══ DATA FOR REVIEW

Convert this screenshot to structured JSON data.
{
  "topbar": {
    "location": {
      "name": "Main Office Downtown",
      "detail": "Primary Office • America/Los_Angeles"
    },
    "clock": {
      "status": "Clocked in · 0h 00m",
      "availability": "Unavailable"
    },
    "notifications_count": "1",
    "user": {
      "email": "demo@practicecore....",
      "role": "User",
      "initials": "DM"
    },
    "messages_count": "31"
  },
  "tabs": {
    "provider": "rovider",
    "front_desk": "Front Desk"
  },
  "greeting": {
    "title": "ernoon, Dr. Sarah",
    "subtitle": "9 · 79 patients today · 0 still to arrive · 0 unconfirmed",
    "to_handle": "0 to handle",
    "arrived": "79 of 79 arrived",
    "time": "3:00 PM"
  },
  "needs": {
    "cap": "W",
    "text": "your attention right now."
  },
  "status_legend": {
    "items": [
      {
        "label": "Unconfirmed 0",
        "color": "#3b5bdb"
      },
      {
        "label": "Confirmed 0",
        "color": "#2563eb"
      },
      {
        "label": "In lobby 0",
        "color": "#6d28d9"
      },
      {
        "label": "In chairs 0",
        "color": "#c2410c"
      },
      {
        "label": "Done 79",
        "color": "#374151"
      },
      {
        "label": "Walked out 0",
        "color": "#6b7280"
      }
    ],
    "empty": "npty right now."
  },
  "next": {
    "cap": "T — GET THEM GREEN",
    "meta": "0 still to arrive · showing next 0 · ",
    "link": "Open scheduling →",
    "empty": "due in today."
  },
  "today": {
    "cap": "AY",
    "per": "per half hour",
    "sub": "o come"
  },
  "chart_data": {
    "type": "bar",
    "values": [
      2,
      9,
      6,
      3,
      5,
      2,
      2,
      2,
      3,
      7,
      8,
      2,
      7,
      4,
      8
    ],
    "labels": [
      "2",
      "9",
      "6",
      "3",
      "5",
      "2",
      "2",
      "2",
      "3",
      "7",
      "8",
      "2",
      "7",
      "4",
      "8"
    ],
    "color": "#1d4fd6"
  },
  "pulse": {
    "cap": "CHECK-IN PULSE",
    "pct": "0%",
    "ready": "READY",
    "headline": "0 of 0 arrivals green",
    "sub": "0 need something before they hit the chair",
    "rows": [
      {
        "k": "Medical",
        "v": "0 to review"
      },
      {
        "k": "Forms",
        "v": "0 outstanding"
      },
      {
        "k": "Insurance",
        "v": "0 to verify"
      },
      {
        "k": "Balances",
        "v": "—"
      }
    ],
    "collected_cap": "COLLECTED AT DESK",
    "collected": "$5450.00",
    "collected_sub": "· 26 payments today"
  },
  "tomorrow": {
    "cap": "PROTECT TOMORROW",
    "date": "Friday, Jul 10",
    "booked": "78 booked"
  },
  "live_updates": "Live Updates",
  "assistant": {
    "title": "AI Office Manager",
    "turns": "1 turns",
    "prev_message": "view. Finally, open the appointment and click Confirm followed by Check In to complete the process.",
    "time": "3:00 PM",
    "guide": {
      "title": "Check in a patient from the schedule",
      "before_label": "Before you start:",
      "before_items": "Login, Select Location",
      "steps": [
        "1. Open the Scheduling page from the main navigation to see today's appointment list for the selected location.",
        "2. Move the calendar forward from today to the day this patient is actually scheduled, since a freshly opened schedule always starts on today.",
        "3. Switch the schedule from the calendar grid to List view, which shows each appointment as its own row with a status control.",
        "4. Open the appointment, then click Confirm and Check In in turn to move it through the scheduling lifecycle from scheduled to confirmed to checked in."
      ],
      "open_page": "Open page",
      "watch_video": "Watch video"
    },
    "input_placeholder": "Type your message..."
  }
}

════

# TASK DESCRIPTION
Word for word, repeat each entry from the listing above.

# RESULT BELOW
Convert this screenshot to structured JSON data.
{
  "topbar": {
    "location": {
      "name": "Main Office Downtown",
      "detail": "Primary Office • America/Los_Angeles"
    },
    "clock": {
      "status": "Clocked in · 0h 00m",
      "availability": "Unavailable"
    },
    "notifications_count": "1",
    "user": {
      "email": "demo@practicecore....",
      "role": "User",
      "initials": "DM"
    },
    "messages_count": "31"
  },
  "tabs": {
    "provider": "rovider",
    "front_desk": "Front Desk"
  },
  "greeting": {
    "title": "ernoon, Dr. Sarah",
    "subtitle": "9 · 79 patients today · 0 still to arrive · 0 unconfirmed",
    "to_handle": "0 to handle",
    "arrived": "79 of 79 arrived",
    "time": "3:00 PM"
  },
  "needs": {
    "cap": "W",
    "text": "your attention right now."
  },
  "status_legend": {
    "items": [
      {
        "label": "Unconfirmed 0",
        "color": "#3b5bdb"
      },
      {
        "label": "Confirmed 0",
        "color": "#2563eb"
      },
      {
        "label": "In lobby 0",
        "color": "#6d28d9"
      },
      {
        "label": "In chairs 0",
        "color": "#c2410c"
      },
      {
        "label": "Done 79",
        "color": "#374151"
      },
      {
        "label": "Walked out 0",
        "color": "#6b7280"
      }
    ],
    "empty": "npty right now."
  },
  "next": {
    "cap": "T — GET THEM GREEN",
    "meta": "0 still to arrive · showing next 0 · ",
    "link": "Open scheduling →",
    "empty": "due in today."
  },
  "today": {
    "cap": "AY",
    "per": "per half hour",
    "sub": "o come"
  },
  "chart_data": {
    "type": "bar",
    "values": [
      2,
      9,
      6,
      3,
      5,
      2,
      2,
      2,
      3,
      7,
      8,
      2,
      7,
      4,
      8
    ],
    "labels": [
      "2",
      "9",
      "6",
      "3",
      "5",
      "2",
      "2",
      "2",
      "3",
      "7",
      "8",
      "2",
      "7",
      "4",
      "8"
    ],
    "color": "#1d4fd6"
  },
  "pulse": {
    "cap": "CHECK-IN PULSE",
    "pct": "0%",
    "ready": "READY",
    "headline": "0 of 0 arrivals green",
    "sub": "0 need something before they hit the chair",
    "rows": [
      {
        "k": "Medical",
        "v": "0 to review"
      },
      {
        "k": "Forms",
        "v": "0 outstanding"
      },
      {
        "k": "Insurance",
        "v": "0 to verify"
      },
      {
        "k": "Balances",
        "v": "—"
      }
    ],
    "collected_cap": "COLLECTED AT DESK",
    "collected": "$5450.00",
    "collected_sub": "· 26 payments today"
  },
  "tomorrow": {
    "cap": "PROTECT TOMORROW",
    "date": "Friday, Jul 10",
    "booked": "78 booked"
  },
  "live_updates": "Live Updates",
  "assistant": {
    "title": "AI Office Manager",
    "turns": "1 turns",
    "prev_message": "view. Finally, open the appointment and click Confirm followed by Check In to complete the process.",
    "time": "3:00 PM",
    "guide": {
      "title": "Check in a patient from the schedule",
      "before_label": "Before you start:",
      "before_items": "Login, Select Location",
      "steps": [
        "1. Open the Scheduling page from the main navigation to see today's appointment list for the selected location.",
        "2. Move the calendar forward from today to the day this patient is actually scheduled, since a freshly opened schedule always starts on today.",
        "3. Switch the schedule from the calendar grid to List view, which shows each appointment as its own row with a status control.",
        "4. Open the appointment, then click Confirm and Check In in turn to move it through the scheduling lifecycle from scheduled to confirmed to checked in."
      ],
      "open_page": "Open page",
      "watch_video": "Watch video"
    },
    "input_placeholder": "Type your message..."
  }
}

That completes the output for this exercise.